Trueman’s most primitive invention is the “speaker driver,” which smacks of a cheap toy found in the back pages of a 1950s sci-fi comic book next to exploding cigars and fart bombs.
“It’s a stick-on speaker that you attach to anything you want to make vibrate,” Trueman reveals. “I put one on each side of this concert bass drum so it became a speaker. Then instead of playing the bass drum with drumsticks, they used microphones. The mics are fed into the laptop where they are filtered with a program I wrote in ChucK. The filtering limits the feedback to particular pitches. So each skin on the drum can feedback at a particular note and the notes change over the course of the piece. So instead of wild feedback, you’ve got feedback that changes pitches, based on the notes from a Bach Chorale.”
Besides teaching music at Princeton, Trueman also founded the (occasionally) 45-member strong Princeton Laptop Orchestra, which sounds a little cutesy, but served its purpose. It set the stage for So Percussion’s magical MET performance.

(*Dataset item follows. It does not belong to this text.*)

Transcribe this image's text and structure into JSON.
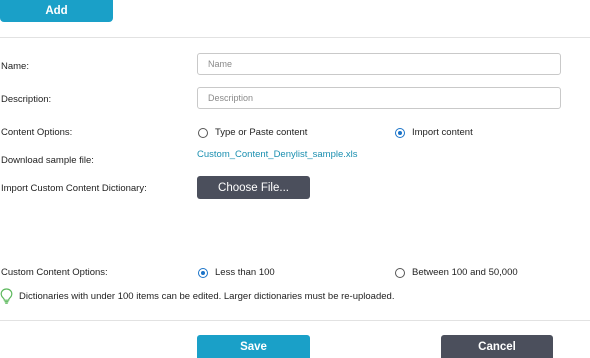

“In the Laptop Orchestra,” Trueman explains, “each player has a hemispherical speaker coming out of the laptop. The speaker is omnidirectional, filling the room with sound. So each player in the laptop orchestra is a source of sound in the same way as an orchestral musician. It’s great to make music with computers in kind of an old-fashioned way.”
Currently developing a “prepared digital piano” which he also describes as a “piano gone haywire,” Trueman is a man out of time, one foot in tomorrow’s software, the other in yesterday’s folk music.
“I have my fiddles on the wall and if something I have created with the laptop isn’t as fun as playing fiddle, then I lose interest,” Trueman laughs. “The acoustic instruments are the litmus test. I am drawn to this notion of finding out which machines can be made in the computer and how we can interact with them in musical ways.”
Ken Micallef is freelance writer and photographer based in New York City. His work has appeared in many publications, and a few of them still exist, including DownBeat, eMusic, and Modern Drummer.